::: DATA FOR ANALYSIS :::

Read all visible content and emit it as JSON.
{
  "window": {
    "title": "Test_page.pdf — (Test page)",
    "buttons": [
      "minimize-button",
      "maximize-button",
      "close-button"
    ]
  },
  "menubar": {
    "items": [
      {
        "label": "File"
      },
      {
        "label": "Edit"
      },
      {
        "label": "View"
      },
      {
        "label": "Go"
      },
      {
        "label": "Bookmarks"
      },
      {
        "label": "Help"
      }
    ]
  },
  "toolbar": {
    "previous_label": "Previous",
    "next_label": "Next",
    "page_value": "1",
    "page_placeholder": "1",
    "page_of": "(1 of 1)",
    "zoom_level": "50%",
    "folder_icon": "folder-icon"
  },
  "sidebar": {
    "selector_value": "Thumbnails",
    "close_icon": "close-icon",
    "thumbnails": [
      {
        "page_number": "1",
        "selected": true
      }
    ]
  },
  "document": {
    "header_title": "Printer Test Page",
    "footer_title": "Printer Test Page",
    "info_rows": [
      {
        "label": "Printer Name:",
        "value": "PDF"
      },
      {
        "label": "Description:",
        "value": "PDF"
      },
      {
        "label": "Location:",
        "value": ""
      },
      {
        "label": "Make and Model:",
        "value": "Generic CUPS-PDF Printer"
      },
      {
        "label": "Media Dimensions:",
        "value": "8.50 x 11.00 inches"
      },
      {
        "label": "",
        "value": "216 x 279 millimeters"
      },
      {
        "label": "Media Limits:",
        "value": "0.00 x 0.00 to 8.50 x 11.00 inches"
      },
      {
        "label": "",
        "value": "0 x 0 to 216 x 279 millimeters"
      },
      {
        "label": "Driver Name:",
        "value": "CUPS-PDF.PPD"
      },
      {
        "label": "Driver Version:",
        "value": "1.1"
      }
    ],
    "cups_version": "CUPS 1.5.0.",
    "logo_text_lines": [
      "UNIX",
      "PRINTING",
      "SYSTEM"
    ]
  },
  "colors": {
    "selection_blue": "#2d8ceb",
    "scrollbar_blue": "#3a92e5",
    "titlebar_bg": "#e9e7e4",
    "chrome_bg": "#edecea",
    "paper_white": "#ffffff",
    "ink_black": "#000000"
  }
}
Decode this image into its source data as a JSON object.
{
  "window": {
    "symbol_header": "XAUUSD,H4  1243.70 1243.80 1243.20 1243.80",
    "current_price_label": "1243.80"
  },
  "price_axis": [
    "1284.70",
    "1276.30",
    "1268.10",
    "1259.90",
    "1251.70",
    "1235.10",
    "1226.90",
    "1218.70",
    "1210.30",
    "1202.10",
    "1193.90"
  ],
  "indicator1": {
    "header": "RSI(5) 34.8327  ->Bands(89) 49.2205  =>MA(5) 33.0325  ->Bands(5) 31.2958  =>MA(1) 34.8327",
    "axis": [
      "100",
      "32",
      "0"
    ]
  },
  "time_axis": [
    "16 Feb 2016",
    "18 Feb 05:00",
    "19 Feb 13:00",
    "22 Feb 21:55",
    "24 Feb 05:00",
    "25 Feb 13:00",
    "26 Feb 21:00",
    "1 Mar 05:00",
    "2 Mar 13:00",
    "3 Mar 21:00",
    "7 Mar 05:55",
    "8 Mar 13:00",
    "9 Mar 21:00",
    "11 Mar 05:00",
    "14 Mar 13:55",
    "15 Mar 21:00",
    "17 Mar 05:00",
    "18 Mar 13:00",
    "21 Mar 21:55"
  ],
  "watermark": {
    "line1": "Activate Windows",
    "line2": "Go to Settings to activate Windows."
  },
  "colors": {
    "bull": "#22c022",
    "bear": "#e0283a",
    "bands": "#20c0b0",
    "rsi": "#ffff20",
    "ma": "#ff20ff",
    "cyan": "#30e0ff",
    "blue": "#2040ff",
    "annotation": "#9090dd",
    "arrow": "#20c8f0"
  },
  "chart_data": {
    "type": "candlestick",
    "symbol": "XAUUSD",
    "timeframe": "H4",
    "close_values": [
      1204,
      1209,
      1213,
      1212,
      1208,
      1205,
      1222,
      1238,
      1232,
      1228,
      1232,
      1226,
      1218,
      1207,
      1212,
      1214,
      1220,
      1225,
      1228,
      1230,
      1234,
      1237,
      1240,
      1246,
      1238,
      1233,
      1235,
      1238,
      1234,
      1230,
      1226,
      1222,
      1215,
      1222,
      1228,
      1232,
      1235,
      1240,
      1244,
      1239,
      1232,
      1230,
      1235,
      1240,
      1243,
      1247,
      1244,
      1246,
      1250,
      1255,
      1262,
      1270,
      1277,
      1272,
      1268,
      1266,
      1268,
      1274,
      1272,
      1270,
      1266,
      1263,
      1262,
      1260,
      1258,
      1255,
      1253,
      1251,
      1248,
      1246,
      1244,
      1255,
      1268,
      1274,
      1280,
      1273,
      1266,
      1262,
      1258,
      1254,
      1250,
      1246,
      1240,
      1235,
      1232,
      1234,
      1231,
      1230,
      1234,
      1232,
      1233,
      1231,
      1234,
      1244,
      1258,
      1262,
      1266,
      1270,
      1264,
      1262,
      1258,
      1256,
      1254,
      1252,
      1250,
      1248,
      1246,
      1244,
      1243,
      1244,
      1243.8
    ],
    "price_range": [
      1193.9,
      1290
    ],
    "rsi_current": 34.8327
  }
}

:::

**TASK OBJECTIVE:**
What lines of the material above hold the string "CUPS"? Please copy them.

**ANSWER TO THIS PROBLEM:**
        "value": "Generic CUPS-PDF Printer"
        "value": "CUPS-PDF.PPD"
    "cups_version": "CUPS 1.5.0.",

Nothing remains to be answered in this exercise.